Mr. Weber said the results were “welcome news”. “Every state and territory except Victoria and Tasmania have seen significant growth and, given the circumstances, Victoria’s result is seen as encouraging,” he said.
“However, the green shoots that we are seeing in October give us great hope that we may begin to see further recovery during the coming months.”
Mr. Weber said Federal Government initiatives “such as a constructive budget that included the instant asset write off, along with more accessible finance for consumers, is also acting as a welcome stimulus for the industry”.
The type of cars we are buying continues to evolve. SUVs and four-wheel-drives once again represented more than half of new vehicle sales for the month (50.8 percent, after an increase of 6.7 percent) while utes and van accounted for 23.6 percent of total sales (and as a category were up by 11.6 percent).
Passenger car sales, however, shrunk to 21.9 percent of the total market, down 24.5 percent from October 2019.
Market leader Toyota posted a 14.8 percent increase in sales in October 2020 compared to the same month the prior year, reporting 19,505 vehicles as sold after revealing its dealers had written 22,500 orders last month.

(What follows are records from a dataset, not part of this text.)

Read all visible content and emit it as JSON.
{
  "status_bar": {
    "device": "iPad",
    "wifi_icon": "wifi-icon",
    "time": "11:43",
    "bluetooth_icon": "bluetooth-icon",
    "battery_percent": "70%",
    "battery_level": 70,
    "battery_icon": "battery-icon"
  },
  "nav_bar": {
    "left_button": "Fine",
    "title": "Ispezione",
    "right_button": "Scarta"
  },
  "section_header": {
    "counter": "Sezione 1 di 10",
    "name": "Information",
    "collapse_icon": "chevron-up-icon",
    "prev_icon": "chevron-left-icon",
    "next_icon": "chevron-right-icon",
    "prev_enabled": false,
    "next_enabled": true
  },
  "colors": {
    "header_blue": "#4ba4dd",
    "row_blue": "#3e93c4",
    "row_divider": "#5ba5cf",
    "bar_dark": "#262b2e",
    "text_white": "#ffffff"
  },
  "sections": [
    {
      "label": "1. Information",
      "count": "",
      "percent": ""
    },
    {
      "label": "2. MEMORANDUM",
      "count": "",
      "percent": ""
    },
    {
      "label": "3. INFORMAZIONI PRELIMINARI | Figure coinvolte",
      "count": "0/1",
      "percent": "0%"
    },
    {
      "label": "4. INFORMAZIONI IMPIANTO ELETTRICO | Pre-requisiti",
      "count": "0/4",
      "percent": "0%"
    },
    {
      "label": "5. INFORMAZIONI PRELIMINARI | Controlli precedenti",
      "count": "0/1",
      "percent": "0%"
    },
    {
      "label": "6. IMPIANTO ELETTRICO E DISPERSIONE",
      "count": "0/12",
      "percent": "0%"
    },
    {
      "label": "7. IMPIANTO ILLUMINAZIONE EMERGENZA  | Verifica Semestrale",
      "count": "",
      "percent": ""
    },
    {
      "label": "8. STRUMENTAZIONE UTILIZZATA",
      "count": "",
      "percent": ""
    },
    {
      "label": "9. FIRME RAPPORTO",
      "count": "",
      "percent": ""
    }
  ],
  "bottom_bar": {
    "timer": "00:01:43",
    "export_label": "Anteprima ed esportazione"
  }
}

Toyota maintained a comfortable lead over second-placed Mazda which also posted a sales gain (of 17.1 percent), however third-place Hyundai was hit hard, down by 20.2 percent compared to the same month last year.
Ford, which was the last number one in Australia in 1997, ranked fourth in October 2020 after posting a 17.4 percent sales increase on the back of good supply of – and orders for – its Ranger ute.

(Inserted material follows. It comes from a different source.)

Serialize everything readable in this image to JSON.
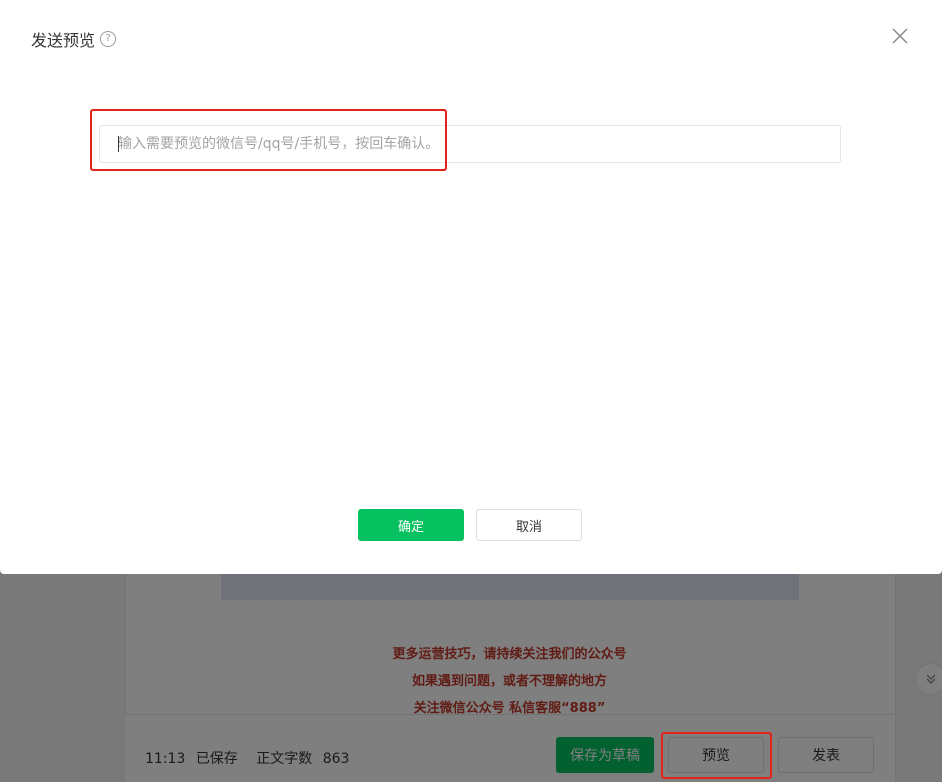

Kia rounded out the Top Five after posting a 4.8 percent increase compared to the same month last year.
Mitsubishi (down by 6.3 percent) retained sixth place for the second month in a row after ranking fifth in August and third on the monthly sales charts in July for only the seventh time in its history.
The luxury-car sector continued to reveal mixed results in October 2020.
Mercedes-Benz made it into the Top 10 for the second month in a row – finishing in 10th in October after ranking ninth in September – despite posting a monthly decline of 11.5 percent.
BMW, which had earlier in the year made a strong showing in the Top 10 after registering a large number of demonstrator models and company cars to boost its numbers, again fell outside the Top 10.
BMW finished October in 13th spot – despite a 3.2 percent sales increase – ahead of MG, Audi, Suzuki, and LDV.
Holden continues to deplete showroom stock, with just 165 vehicles reported as sold (versus 522 in September and 555 in August), as dealerships continue to remove signage ahead of the shutdown of the brand at the end of the year.
Meanwhile, our appetite for US pick-ups continued during the pandemic, and fuel economy was clearly not a factor: Ram outsold Mini and Peugeot.